Ed Balls has had a great leadership campaign. He’s been furious in his condemnation of the coalition government, has run eye catching campaigns, and has shown himself to be a more than able parliamentary performer.
His team, which seems to be smaller than many of his rivals, is nonetheless nimble and quick enough to launch campaigns at short notice whenever they present themselves. Few will have missed the way that Balls excelled at tearing apart Gove over Building Schools for the Future and academies, but it shouldn’t be forgotten that he was also straight out of the blocks launching attacks on the VAT rise and the abolition of “go-orders” too. In short, the campaign has been a credit to him and his team, as it constantly punches above its weight.
He’s also gone some of the way towards dispelling some of the myths about him. Instead of the gruff, angry, brooding bully that we’d all been led to believe he was, Ed has actually come across as friendly, personable and even funny in both debates and TV interviews. And he has succeeded in picking up support, not only from those already close to him, but those who admire his fighting qualities, like the MPs, former MPs and PPCs from the south east who came out in support of him last week.
However, the odds of Balls winning are poor at best. He came last in the recent YouGov poll of party members and trade unionists, and although he’s picked up the support of a couple of new MPs since nominations, he’s still way behind the two Milibands in that section. The unions could have kept Ed in with a shout of the big prize, but with only the CWU backing him (whilst the GMB, Unison and, perhaps most gallingly, Unite back Ed Miliband) it’d be a miracle if he were able to perform well enough in the union section to keep himself afloat long enough to get into the final two.
As Hopi Sen said recently, Ed Balls has run an excellent campaign, but he suffers from his reputation built up in the Gordon Brown years. Every negative that has been hurled at the backroom politics of the former PM seems to stick to Balls in a way that doesn’t happen with fellow former Brownite Ed Miliband. It was always going to be difficult for him to escape this reputation. Perhaps the most tragic aspect of the race has been that in many ways he has escaped the reputation on the surface – people are now willing to admit liking and admiring him – but it hasn’t seem him gain significant support.
I don’t believe that Ed Balls is still in the race to win.
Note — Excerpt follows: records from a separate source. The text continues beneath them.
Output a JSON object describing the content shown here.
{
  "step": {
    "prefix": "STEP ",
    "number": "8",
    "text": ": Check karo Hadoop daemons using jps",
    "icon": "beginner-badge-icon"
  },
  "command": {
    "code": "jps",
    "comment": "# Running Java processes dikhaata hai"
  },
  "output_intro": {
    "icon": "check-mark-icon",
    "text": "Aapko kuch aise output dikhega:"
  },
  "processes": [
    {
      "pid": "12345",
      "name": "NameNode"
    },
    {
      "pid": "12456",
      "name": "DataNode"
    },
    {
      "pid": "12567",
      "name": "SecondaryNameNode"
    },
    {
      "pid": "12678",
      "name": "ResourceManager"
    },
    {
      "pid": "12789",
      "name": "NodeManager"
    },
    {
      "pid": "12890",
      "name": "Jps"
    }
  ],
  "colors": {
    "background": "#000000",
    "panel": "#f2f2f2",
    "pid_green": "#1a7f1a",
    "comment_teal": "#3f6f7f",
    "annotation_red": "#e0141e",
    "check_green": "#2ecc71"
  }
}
It’s clearly a straight fight between the Milibrothers now. What Ed Balls has got out of this race though is something that could be equally as important to his career. He’s shown himself to be pugnacious, strong-willed, ferociously intelligent and quick on his feet at the dispatch box. In short, he’s made himself indispensible to a party that hasn’t exactly warmed to him in the past. It’s hardly a Mandelson-esque turnaround – but it ain’t half a decent summer’s work.
This is the third in a series of posts looking at how the leadership candidates, and their campaigns, have performed so far. They’re being done in alphabetical order, so tomorrow’s article will feature the Andy Burnham campaign. You can read the first post on the leadership race for the party as a whole, and the second on Diane Abbott.